Your answer should consist of every line in the records that holds "node".

**Records to process**:
****

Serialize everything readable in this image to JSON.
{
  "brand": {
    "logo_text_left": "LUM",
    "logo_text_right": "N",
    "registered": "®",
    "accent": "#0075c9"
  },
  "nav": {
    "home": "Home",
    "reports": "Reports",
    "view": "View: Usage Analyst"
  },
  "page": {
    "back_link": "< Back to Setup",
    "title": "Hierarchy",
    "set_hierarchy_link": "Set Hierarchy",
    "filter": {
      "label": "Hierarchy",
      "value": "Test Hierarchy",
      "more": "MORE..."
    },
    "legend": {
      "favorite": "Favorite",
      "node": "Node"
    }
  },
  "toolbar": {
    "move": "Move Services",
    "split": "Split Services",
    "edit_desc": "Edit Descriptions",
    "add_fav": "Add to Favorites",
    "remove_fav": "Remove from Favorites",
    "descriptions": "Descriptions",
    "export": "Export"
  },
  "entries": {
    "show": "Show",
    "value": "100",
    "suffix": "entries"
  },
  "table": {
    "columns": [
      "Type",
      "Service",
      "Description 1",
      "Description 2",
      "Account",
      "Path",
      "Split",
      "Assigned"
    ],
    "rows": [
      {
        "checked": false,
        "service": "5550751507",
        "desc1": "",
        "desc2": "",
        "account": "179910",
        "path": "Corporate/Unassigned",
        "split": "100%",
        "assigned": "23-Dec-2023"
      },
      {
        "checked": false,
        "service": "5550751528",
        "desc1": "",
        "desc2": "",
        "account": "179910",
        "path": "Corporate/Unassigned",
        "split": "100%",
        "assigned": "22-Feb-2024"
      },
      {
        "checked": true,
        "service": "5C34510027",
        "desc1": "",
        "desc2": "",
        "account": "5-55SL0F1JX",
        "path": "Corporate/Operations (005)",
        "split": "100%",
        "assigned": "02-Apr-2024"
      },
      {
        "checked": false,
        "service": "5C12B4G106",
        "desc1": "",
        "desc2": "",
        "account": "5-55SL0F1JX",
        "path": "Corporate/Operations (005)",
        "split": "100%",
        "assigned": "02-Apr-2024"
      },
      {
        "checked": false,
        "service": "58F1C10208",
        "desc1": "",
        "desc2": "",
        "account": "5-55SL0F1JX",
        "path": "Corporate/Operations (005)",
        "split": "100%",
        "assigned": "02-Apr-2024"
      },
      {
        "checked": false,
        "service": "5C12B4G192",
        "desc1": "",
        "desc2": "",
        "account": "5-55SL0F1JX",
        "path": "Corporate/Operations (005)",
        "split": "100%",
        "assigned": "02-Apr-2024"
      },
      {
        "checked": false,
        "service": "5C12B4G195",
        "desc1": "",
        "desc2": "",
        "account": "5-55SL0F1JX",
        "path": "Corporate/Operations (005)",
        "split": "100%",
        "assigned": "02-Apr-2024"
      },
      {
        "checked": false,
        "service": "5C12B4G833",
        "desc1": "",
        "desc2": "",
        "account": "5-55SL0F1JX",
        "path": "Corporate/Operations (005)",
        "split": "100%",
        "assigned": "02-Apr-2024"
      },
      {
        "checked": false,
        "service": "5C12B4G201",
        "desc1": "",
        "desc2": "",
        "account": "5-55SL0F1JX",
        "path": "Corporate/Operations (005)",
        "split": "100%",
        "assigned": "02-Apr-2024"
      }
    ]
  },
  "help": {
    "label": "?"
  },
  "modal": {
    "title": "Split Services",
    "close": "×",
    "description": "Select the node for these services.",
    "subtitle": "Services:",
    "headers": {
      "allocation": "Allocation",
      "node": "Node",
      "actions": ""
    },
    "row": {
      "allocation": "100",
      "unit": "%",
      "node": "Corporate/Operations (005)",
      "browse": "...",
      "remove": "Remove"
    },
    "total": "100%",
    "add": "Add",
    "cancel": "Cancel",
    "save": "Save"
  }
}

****

**Completed exercise**:
      "node": "Node"
    "description": "Select the node for these services.",
      "node": "Node",
      "node": "Corporate/Operations (005)",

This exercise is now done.